      top-h-k [:line :from top-h :to top-k]]
    {:width 64 :height 64}
    [:default-attrs {:stroke-width 0 :fill "white"}
     top-k top-j top-h top-l
     bottom-k bottom-j bottom-h bottom-l]
    [:default-attrs {:stroke "white" :stroke-width "1.5"}
     k-k j-j h-h l-l
     bottom-k-l bottom-l-j bottom-j-h bottom-h-k
     top-k-l top-l-j top-j-h top-h-k]))

Okay this is a rather huge chunk of code, so we'll dive in and take a look at each part individually.

The features, missing ones and the name

As we have seen before we can create simple rectangles in a style similar to that of the xml-writer library.

background [:rect :width 64 :height 64 :fill "black" :rx 16]

The first element is the type of the SVG-element and the other elements are key-value pairs representing the attributes.

Additionally we are able to provide percentage values, relative to the size of the paper provided when declaring the svg-root element.

ten% {:dimension :width :percentage 10}
twenty% {:dimension :width :percentage 20}

As this syntax is quite peculiar i'm actually planning of supporting a direct use of keywords like this: :10%, in which the actual dimension is inferred from the key of the key-value pair in attributes (e.g. :width, when the key is :x or :cx). If however this is not possible, for example because there is no corresponding key, we will still be able to use the explicit syntax as provided here.

Then, of course, often when defining elements we want to place them in relation to each other.

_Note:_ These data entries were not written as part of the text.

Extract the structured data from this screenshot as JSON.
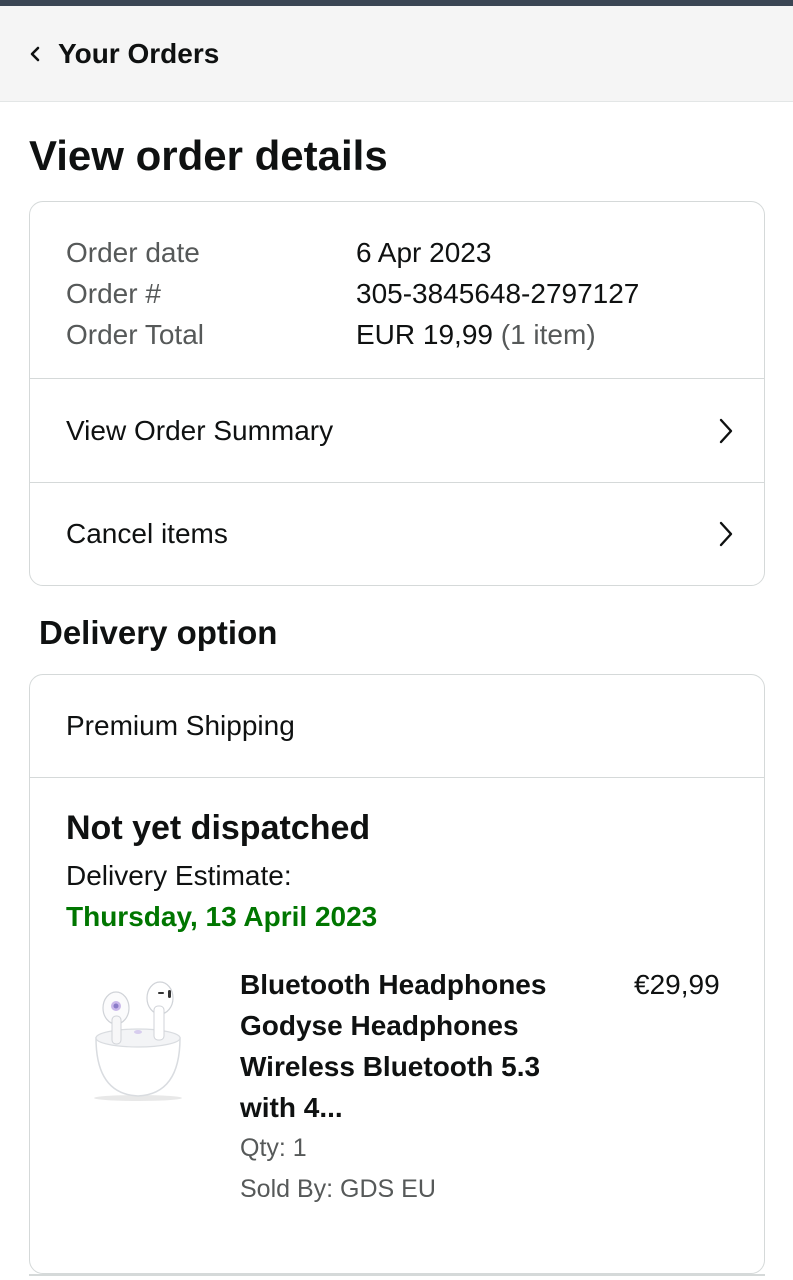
{
  "nav": {
    "back_label": "Your Orders"
  },
  "page_title": "View order details",
  "order": {
    "date_label": "Order date",
    "date_value": "6 Apr 2023",
    "number_label": "Order #",
    "number_value": "305-3845648-2797127",
    "total_label": "Order Total",
    "total_value": "EUR 19,99",
    "total_items": "(1 item)"
  },
  "links": {
    "summary": "View Order Summary",
    "cancel": "Cancel items"
  },
  "delivery": {
    "section_title": "Delivery option",
    "shipping_method": "Premium Shipping",
    "status": "Not yet dispatched",
    "estimate_label": "Delivery Estimate:",
    "estimate_date": "Thursday, 13 April 2023",
    "estimate_color": "#007600"
  },
  "item": {
    "title": "Bluetooth Headphones Godyse Headphones Wireless Bluetooth 5.3 with 4...",
    "price": "€29,99",
    "qty": "Qty: 1",
    "sold_by": "Sold By: GDS EU",
    "image_icon": "earbuds-product-image"
  }
}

This can be done with the [:below-of source target] syntax.

bottom-k [:below-of top-k [:circle :cx fifty% :r 4] :by 17]
bottom-j [:below-of top-j [:circle :cx fifty% :r 4] :by 17]

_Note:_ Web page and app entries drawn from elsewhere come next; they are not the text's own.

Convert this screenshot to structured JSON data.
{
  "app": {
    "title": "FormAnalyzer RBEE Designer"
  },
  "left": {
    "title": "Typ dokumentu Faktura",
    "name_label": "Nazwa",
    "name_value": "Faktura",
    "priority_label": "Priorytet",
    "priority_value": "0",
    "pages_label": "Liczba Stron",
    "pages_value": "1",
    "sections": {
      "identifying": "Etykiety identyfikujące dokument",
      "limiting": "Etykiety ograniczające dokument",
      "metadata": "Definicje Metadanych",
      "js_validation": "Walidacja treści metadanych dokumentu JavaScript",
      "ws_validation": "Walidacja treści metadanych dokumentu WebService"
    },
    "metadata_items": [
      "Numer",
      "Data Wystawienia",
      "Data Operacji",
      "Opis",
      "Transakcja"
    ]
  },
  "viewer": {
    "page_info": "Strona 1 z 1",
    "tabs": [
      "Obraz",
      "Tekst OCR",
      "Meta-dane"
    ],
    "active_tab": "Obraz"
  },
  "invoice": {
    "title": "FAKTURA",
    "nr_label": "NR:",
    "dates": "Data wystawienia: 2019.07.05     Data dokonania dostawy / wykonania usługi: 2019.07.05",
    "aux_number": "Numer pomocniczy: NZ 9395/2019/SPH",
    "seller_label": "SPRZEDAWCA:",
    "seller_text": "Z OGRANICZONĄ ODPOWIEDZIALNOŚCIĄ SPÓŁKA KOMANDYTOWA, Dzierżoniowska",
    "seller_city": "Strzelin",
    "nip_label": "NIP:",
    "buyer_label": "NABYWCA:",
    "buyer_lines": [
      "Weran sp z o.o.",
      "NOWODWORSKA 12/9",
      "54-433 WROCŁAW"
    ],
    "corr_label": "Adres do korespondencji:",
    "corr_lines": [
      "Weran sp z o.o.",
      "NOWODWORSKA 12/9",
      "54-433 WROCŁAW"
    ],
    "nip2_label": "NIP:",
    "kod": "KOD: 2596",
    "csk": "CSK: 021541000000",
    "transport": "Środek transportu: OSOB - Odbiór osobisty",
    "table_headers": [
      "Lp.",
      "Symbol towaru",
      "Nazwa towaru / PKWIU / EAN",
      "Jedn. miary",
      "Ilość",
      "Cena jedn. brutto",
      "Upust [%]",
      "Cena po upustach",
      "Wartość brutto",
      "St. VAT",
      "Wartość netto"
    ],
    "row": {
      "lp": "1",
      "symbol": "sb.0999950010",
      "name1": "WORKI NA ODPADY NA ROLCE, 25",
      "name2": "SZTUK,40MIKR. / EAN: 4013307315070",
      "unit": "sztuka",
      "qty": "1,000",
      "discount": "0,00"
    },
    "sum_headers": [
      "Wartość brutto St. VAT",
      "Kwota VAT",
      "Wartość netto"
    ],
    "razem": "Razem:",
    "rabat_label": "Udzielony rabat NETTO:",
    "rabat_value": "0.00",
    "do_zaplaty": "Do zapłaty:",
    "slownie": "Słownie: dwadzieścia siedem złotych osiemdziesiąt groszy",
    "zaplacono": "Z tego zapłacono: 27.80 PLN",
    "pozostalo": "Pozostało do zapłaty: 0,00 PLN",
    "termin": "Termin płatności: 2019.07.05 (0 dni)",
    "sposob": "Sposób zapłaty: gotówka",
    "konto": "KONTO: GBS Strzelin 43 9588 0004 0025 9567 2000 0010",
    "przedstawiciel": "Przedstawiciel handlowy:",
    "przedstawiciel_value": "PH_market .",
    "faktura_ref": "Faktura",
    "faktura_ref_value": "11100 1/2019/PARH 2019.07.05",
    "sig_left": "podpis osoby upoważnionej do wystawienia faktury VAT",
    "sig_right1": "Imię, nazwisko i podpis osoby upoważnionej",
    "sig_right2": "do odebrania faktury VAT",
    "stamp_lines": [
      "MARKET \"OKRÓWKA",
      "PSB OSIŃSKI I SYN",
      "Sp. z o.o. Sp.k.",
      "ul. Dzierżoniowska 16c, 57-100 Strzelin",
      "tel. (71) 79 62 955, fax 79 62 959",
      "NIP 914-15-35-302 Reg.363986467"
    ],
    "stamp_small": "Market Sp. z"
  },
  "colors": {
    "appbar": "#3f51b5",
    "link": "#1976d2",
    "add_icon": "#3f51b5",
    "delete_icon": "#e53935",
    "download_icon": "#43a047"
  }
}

This allows the circle of bottom-k to be placed relative to the y-position of top-k. An optional offset can be declared by providing the :by clause. Additionally two such clauses (with different dimensions), can be chained by providing an :and between them and skipping the target for the second clause.

Lines can be drawn easily between elements with the [:line :from from :to to]-form.

k-k [:line :from top-k :to bottom-k]
j-j [:line :from top-j :to bottom-j]

And last but not least we can provide common attributes to multiple elements at once with the [:default-attrs attribute-map & elements] form.

[:default-attrs {:stroke-width 0 :fill "white"}
 top-k top-j top-h top-l
 bottom-k bottom-j bottom-h bottom-l]

Currently this is very much a work in progress, as there are a lot of features i really want to support, but which are not implemented yet. However savage should now be in stage where it actually can be used for some icons. I will certainly use it. And if that didn't scale my crazy i do not really know what will. So, dear reader, the next time when someone is calling you crazy because you are doing something peculiar, you may also want to do something about that. And if this results in a nice project, please tell the world about it.

I know of at least one person, who would like to know more about it...